### TASK TO COMPLETE:
The finished copy must match the records exactly, except that it contains no pictures.
▶
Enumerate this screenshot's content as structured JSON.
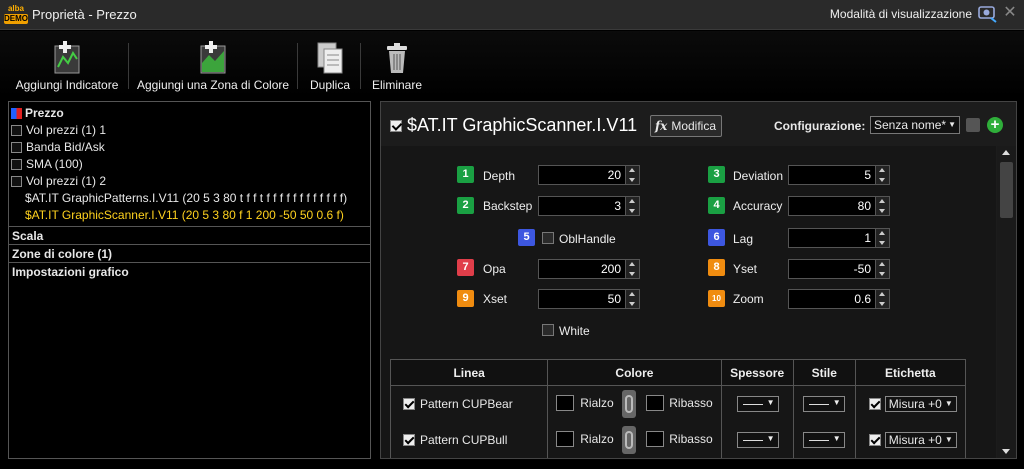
{
  "window": {
    "logo_top": "alba",
    "logo_bottom": "DEMO",
    "title": "Proprietà - Prezzo",
    "view_mode_label": "Modalità di visualizzazione",
    "close_glyph": "✕"
  },
  "toolbar": {
    "add_indicator": "Aggiungi Indicatore",
    "add_color_zone": "Aggiungi una Zona di Colore",
    "duplicate": "Duplica",
    "delete": "Eliminare"
  },
  "tree": {
    "root": "Prezzo",
    "items": [
      "Vol prezzi (1) 1",
      "Banda Bid/Ask",
      "SMA (100)",
      "Vol prezzi (1) 2"
    ],
    "sub_items": [
      "$AT.IT GraphicPatterns.I.V11 (20 5 3 80 t f f t f f f f f f f f f f f f)",
      "$AT.IT GraphicScanner.I.V11 (20 5 3 80 f 1 200 -50 50 0.6 f)"
    ],
    "sections": [
      "Scala",
      "Zone di colore (1)",
      "Impostazioni grafico"
    ]
  },
  "indicator": {
    "title": "$AT.IT GraphicScanner.I.V11",
    "edit_label": "Modifica",
    "fx_glyph": "fx",
    "config_label": "Configurazione:",
    "config_value": "Senza nome*",
    "add_glyph": "+"
  },
  "params": {
    "left": [
      {
        "num": "1",
        "label": "Depth",
        "value": "20"
      },
      {
        "num": "2",
        "label": "Backstep",
        "value": "3"
      },
      {
        "num": "7",
        "label": "Opa",
        "value": "200"
      },
      {
        "num": "9",
        "label": "Xset",
        "value": "50"
      }
    ],
    "right": [
      {
        "num": "3",
        "label": "Deviation",
        "value": "5"
      },
      {
        "num": "4",
        "label": "Accuracy",
        "value": "80"
      },
      {
        "num": "6",
        "label": "Lag",
        "value": "1"
      },
      {
        "num": "8",
        "label": "Yset",
        "value": "-50"
      },
      {
        "num": "10",
        "label": "Zoom",
        "value": "0.6"
      }
    ],
    "obl_num": "5",
    "obl_label": "OblHandle",
    "white_label": "White"
  },
  "table": {
    "headers": [
      "Linea",
      "Colore",
      "Spessore",
      "Stile",
      "Etichetta"
    ],
    "rows": [
      {
        "name": "Pattern CUPBear",
        "up": "Rialzo",
        "down": "Ribasso",
        "label": "Misura +0"
      },
      {
        "name": "Pattern CUPBull",
        "up": "Rialzo",
        "down": "Ribasso",
        "label": "Misura +0"
      }
    ]
  },
  "colors": {
    "badge_green": "#1aa043",
    "badge_blue": "#3d57e0",
    "badge_red": "#e03e4a",
    "badge_orange": "#f08c10",
    "highlight_yellow": "#ffd21e"
  }
}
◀
### RESULT OF THE EXERCISE:
Enumerate this screenshot's content as structured JSON.
{
  "window": {
    "logo_top": "alba",
    "logo_bottom": "DEMO",
    "title": "Proprietà - Prezzo",
    "view_mode_label": "Modalità di visualizzazione",
    "close_glyph": "✕"
  },
  "toolbar": {
    "add_indicator": "Aggiungi Indicatore",
    "add_color_zone": "Aggiungi una Zona di Colore",
    "duplicate": "Duplica",
    "delete": "Eliminare"
  },
  "tree": {
    "root": "Prezzo",
    "items": [
      "Vol prezzi (1) 1",
      "Banda Bid/Ask",
      "SMA (100)",
      "Vol prezzi (1) 2"
    ],
    "sub_items": [
      "$AT.IT GraphicPatterns.I.V11 (20 5 3 80 t f f t f f f f f f f f f f f f)",
      "$AT.IT GraphicScanner.I.V11 (20 5 3 80 f 1 200 -50 50 0.6 f)"
    ],
    "sections": [
      "Scala",
      "Zone di colore (1)",
      "Impostazioni grafico"
    ]
  },
  "indicator": {
    "title": "$AT.IT GraphicScanner.I.V11",
    "edit_label": "Modifica",
    "fx_glyph": "fx",
    "config_label": "Configurazione:",
    "config_value": "Senza nome*",
    "add_glyph": "+"
  },
  "params": {
    "left": [
      {
        "num": "1",
        "label": "Depth",
        "value": "20"
      },
      {
        "num": "2",
        "label": "Backstep",
        "value": "3"
      },
      {
        "num": "7",
        "label": "Opa",
        "value": "200"
      },
      {
        "num": "9",
        "label": "Xset",
        "value": "50"
      }
    ],
    "right": [
      {
        "num": "3",
        "label": "Deviation",
        "value": "5"
      },
      {
        "num": "4",
        "label": "Accuracy",
        "value": "80"
      },
      {
        "num": "6",
        "label": "Lag",
        "value": "1"
      },
      {
        "num": "8",
        "label": "Yset",
        "value": "-50"
      },
      {
        "num": "10",
        "label": "Zoom",
        "value": "0.6"
      }
    ],
    "obl_num": "5",
    "obl_label": "OblHandle",
    "white_label": "White"
  },
  "table": {
    "headers": [
      "Linea",
      "Colore",
      "Spessore",
      "Stile",
      "Etichetta"
    ],
    "rows": [
      {
        "name": "Pattern CUPBear",
        "up": "Rialzo",
        "down": "Ribasso",
        "label": "Misura +0"
      },
      {
        "name": "Pattern CUPBull",
        "up": "Rialzo",
        "down": "Ribasso",
        "label": "Misura +0"
      }
    ]
  },
  "colors": {
    "badge_green": "#1aa043",
    "badge_blue": "#3d57e0",
    "badge_red": "#e03e4a",
    "badge_orange": "#f08c10",
    "highlight_yellow": "#ffd21e"
  }
}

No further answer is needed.